This month, A Code Red Air Quality Alert was issued for several states from the Midwest to the East Coast due to the ongoing wildfires in Canada. If you had been outdoors at any point during that time, you were likely able to see a haze in the air and smell the smoke as well.
Wildfire smoke carries particulate matter, or PM2.5 – a tiny but dangerous pollutant that, when inhaled, can travel deep into lung tissue and enter the bloodstream, according to the Centers for Disease Control and Prevention. The particulate matter has been linked to a number of health problems including asthma, heart disease and other respiratory illnesses.
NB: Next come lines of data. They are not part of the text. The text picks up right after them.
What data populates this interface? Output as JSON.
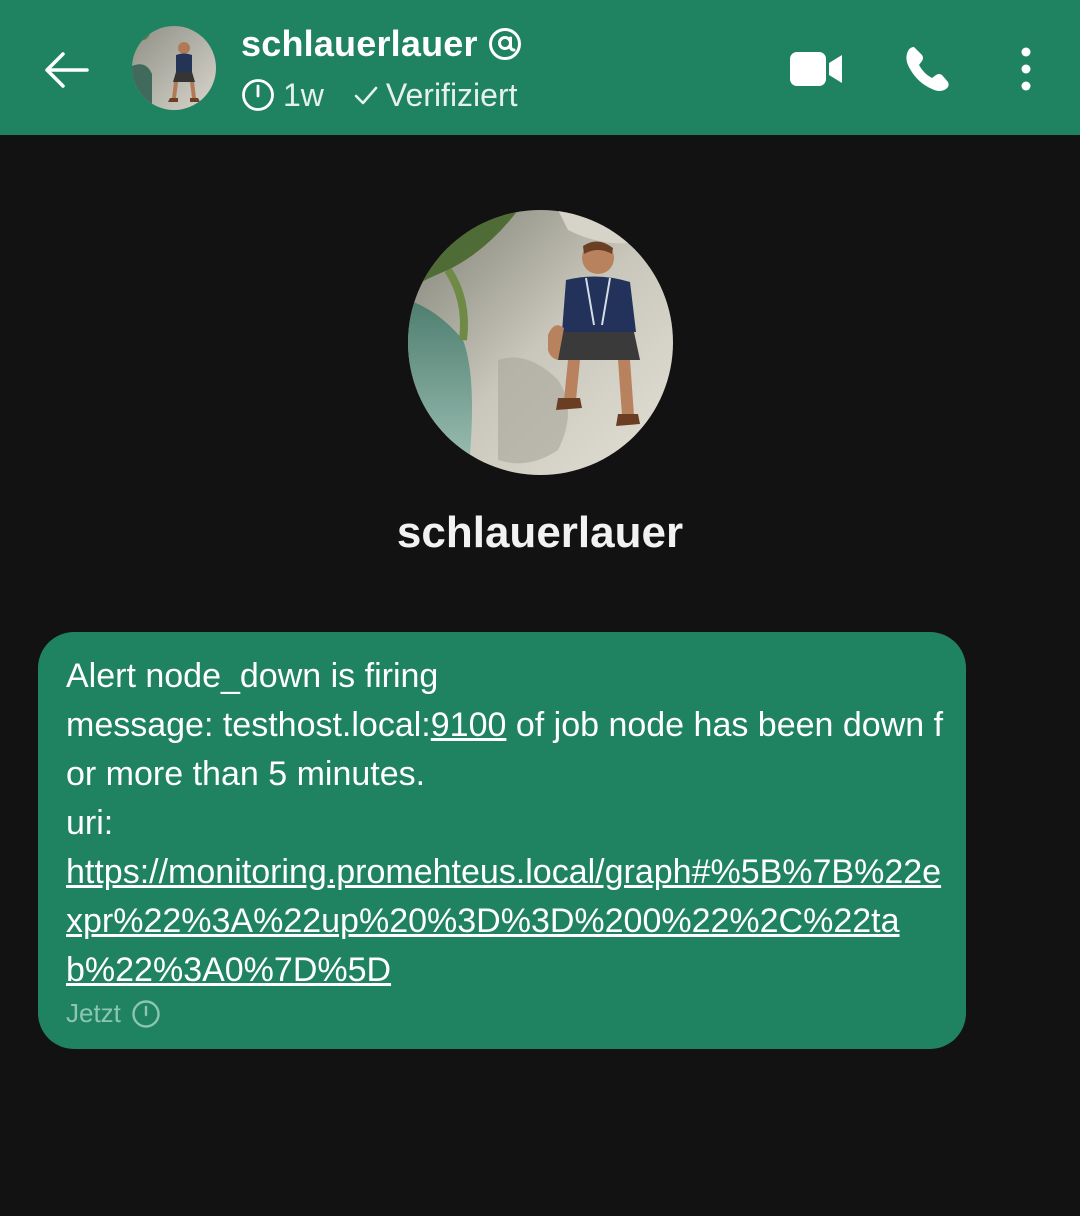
{
  "header": {
    "contact_name": "schlauerlauer",
    "disappearing_timer": "1w",
    "verified_label": "Verifiziert",
    "icons": {
      "back": "arrow-left-icon",
      "username": "at-sign-icon",
      "timer": "timer-icon",
      "verified": "check-icon",
      "video": "video-camera-icon",
      "call": "phone-icon",
      "more": "more-vertical-icon"
    }
  },
  "profile": {
    "name": "schlauerlauer"
  },
  "message": {
    "line1": "Alert node_down is firing",
    "line2_prefix": "message: testhost.local:",
    "line2_link": "9100",
    "line2_suffix": " of job node has been down for more than 5 minutes.",
    "line3": "uri:",
    "uri_link": "https://monitoring.promehteus.local/graph#%5B%7B%22expr%22%3A%22up%20%3D%3D%200%22%2C%22tab%22%3A0%7D%5D",
    "time": "Jetzt",
    "status_icon": "clock-icon"
  },
  "colors": {
    "header_bg": "#1f8261",
    "bubble_bg": "#1f8261",
    "background": "#121212",
    "meta_text": "#8cc6b0"
  }
}
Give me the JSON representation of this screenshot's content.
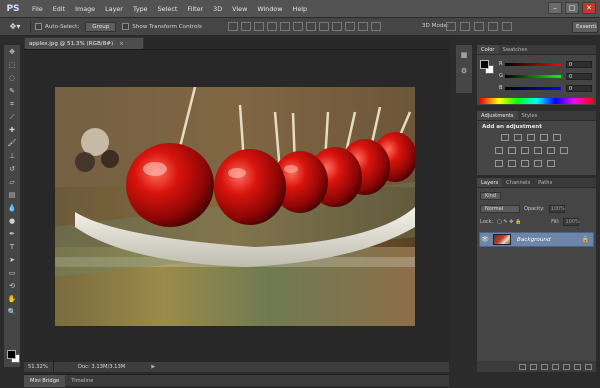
{
  "app": {
    "logo": "PS"
  },
  "menu": [
    "File",
    "Edit",
    "Image",
    "Layer",
    "Type",
    "Select",
    "Filter",
    "3D",
    "View",
    "Window",
    "Help"
  ],
  "window_controls": {
    "minimize": "–",
    "maximize": "□",
    "close": "✕"
  },
  "options": {
    "tool_icon": "move-tool-icon",
    "auto_select_label": "Auto-Select:",
    "auto_select_mode": "Group",
    "show_transform_label": "Show Transform Controls",
    "mode_label": "3D Mode:",
    "workspace": "Essentials"
  },
  "document": {
    "tab_title": "apples.jpg @ 51.3% (RGB/8#)",
    "tab_close": "×",
    "zoom": "51.32%",
    "doc_size": "Doc: 3.13M/3.13M",
    "status_arrow": "▶"
  },
  "bottom_tabs": [
    "Mini Bridge",
    "Timeline"
  ],
  "color_panel": {
    "tabs": [
      "Color",
      "Swatches"
    ],
    "channels": [
      {
        "label": "R",
        "value": "0"
      },
      {
        "label": "G",
        "value": "0"
      },
      {
        "label": "B",
        "value": "0"
      }
    ]
  },
  "adjustments_panel": {
    "tabs": [
      "Adjustments",
      "Styles"
    ],
    "title": "Add an adjustment"
  },
  "layers_panel": {
    "tabs": [
      "Layers",
      "Channels",
      "Paths"
    ],
    "kind_filter": "Kind",
    "blend_mode": "Normal",
    "opacity_label": "Opacity:",
    "opacity_value": "100%",
    "lock_label": "Lock:",
    "fill_label": "Fill:",
    "fill_value": "100%",
    "layer_name": "Background",
    "eye_icon": "👁",
    "lock_icon": "🔒"
  },
  "colors": {
    "menubar": "#535353",
    "panel": "#454545",
    "selected_layer": "#6c85a8",
    "apple_red": "#c0150f"
  }
}
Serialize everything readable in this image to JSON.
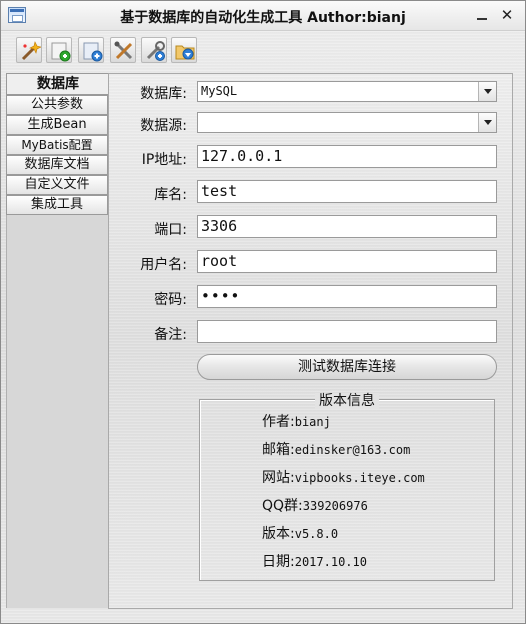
{
  "window": {
    "title": "基于数据库的自动化生成工具 Author:bianj",
    "minimize": "—",
    "close": "✕"
  },
  "toolbar": {
    "tools": [
      "wand-icon",
      "new-icon",
      "add-icon",
      "tools-icon",
      "config-icon",
      "download-folder-icon"
    ]
  },
  "nav": {
    "items": [
      {
        "label": "数据库",
        "active": true
      },
      {
        "label": "公共参数"
      },
      {
        "label": "生成Bean"
      },
      {
        "label": "MyBatis配置"
      },
      {
        "label": "数据库文档"
      },
      {
        "label": "自定义文件"
      },
      {
        "label": "集成工具"
      }
    ]
  },
  "form": {
    "database_label": "数据库:",
    "database_value": "MySQL",
    "datasource_label": "数据源:",
    "datasource_value": "",
    "ip_label": "IP地址:",
    "ip_value": "127.0.0.1",
    "dbname_label": "库名:",
    "dbname_value": "test",
    "port_label": "端口:",
    "port_value": "3306",
    "user_label": "用户名:",
    "user_value": "root",
    "password_label": "密码:",
    "password_value": "••••",
    "remark_label": "备注:",
    "remark_value": "",
    "test_button": "测试数据库连接"
  },
  "version": {
    "legend": "版本信息",
    "author_label": "作者:",
    "author_value": "bianj",
    "email_label": "邮箱:",
    "email_value": "edinsker@163.com",
    "site_label": "网站:",
    "site_value": "vipbooks.iteye.com",
    "qq_label": "QQ群:",
    "qq_value": "339206976",
    "ver_label": "版本:",
    "ver_value": "v5.8.0",
    "date_label": "日期:",
    "date_value": "2017.10.10"
  }
}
A Code Red Air Quality Alert indicates that air quality has reached hazardous levels and poses a significant risk to public health, particularly for sensitive groups, which include children, the elderly, and people suffering from asthma, heart disease, and lung diseases. Some adverse health effects may include irritation of the eyes, nose, and throat; coughing; phlegm; chest tightness; and shortness of breath. The effects of this air pollution can be minimized by limiting time spent outdoors, staying indoors with the air conditioning running or wearing an N95 mask if you have to be outside for prolonged periods.
Residents are encouraged to check www.AirNow.gov for current conditions in their area.